The below clip is nothing special but illustrates clearly what the objective is, the short film will show 3 sequences of the golden hour, all three sequences are around 3-5 seconds it should be easy to spot them !. What clip is the ending, comments below?
I would always go on a reconnaissance exercise or recce for short to find me my subject and place. When a subject and place is found I would look for where the sun sets and rises, I would make any inquiries necessary to get permission and check that the site is secure and safe to operate in with a drone. If you have this ticked off on your briefing sheet then you are good to go the rest is up to you. If its a morning, that means getting out of your pit or bed at a time that gives you at least 1 hour to be on-site to set up your equipment I typically allow 2 hours before the golden hour happens so you are set up and ready to capture that film sequence and best of all get paid for what you are good at, after all, it’s a job. If its a dusk shot then forget getting home and going out with your pot smoking mates or playing football or whatever it is that satisfies your inner child needs as the goal here must be realized, that means staying out till that perfect moment happens to capture a 3-second shot and get the task completed no matter what.

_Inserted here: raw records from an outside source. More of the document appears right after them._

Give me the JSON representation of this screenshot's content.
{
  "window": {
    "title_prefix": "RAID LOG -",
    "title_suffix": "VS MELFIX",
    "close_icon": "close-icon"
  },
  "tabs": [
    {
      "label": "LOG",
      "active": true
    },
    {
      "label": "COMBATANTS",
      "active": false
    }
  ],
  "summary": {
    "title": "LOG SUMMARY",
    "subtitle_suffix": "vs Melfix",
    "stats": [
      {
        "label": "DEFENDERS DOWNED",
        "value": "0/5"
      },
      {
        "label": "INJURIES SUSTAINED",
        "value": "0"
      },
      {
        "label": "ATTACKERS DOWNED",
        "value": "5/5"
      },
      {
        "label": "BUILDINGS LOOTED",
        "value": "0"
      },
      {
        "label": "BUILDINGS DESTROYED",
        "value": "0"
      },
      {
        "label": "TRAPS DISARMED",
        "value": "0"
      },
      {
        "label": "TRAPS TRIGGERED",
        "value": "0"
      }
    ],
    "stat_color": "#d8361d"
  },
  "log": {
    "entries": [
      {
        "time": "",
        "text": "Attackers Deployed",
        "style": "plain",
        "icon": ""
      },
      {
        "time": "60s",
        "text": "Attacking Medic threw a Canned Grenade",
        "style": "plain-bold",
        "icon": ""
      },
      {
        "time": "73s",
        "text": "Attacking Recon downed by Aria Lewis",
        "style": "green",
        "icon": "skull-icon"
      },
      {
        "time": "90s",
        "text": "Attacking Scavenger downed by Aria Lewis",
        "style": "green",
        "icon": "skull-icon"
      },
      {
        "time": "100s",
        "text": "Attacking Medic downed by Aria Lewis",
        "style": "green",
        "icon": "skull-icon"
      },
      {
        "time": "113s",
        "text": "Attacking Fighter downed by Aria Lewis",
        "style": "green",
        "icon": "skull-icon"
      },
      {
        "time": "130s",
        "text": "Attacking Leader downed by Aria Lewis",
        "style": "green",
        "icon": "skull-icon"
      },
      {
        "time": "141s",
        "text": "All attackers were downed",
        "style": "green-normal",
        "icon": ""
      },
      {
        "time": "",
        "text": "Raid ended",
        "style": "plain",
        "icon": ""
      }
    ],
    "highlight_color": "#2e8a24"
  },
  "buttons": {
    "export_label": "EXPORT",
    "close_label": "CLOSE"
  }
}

Aerial filming and photography is a rewarding Business providing you are willing to give up your time and apply yourself, in essence, it should be a passion as well as a vocation as without the vision and passion it can be difficult to capture media from a creative point. So can you create a good film without vision, well yes providing you have a good director and creative director but this all costs money if you want to produce stock or promotional filming media?. so I refer back to the beginning, it’s all about preparation and planning, do that and you will at least capture what you intended to produce and if that’s only 2 seconds then that 2 seconds is worth more then 2 hours of generic Aerial filming footage of mountains, etc without no real objective or goals.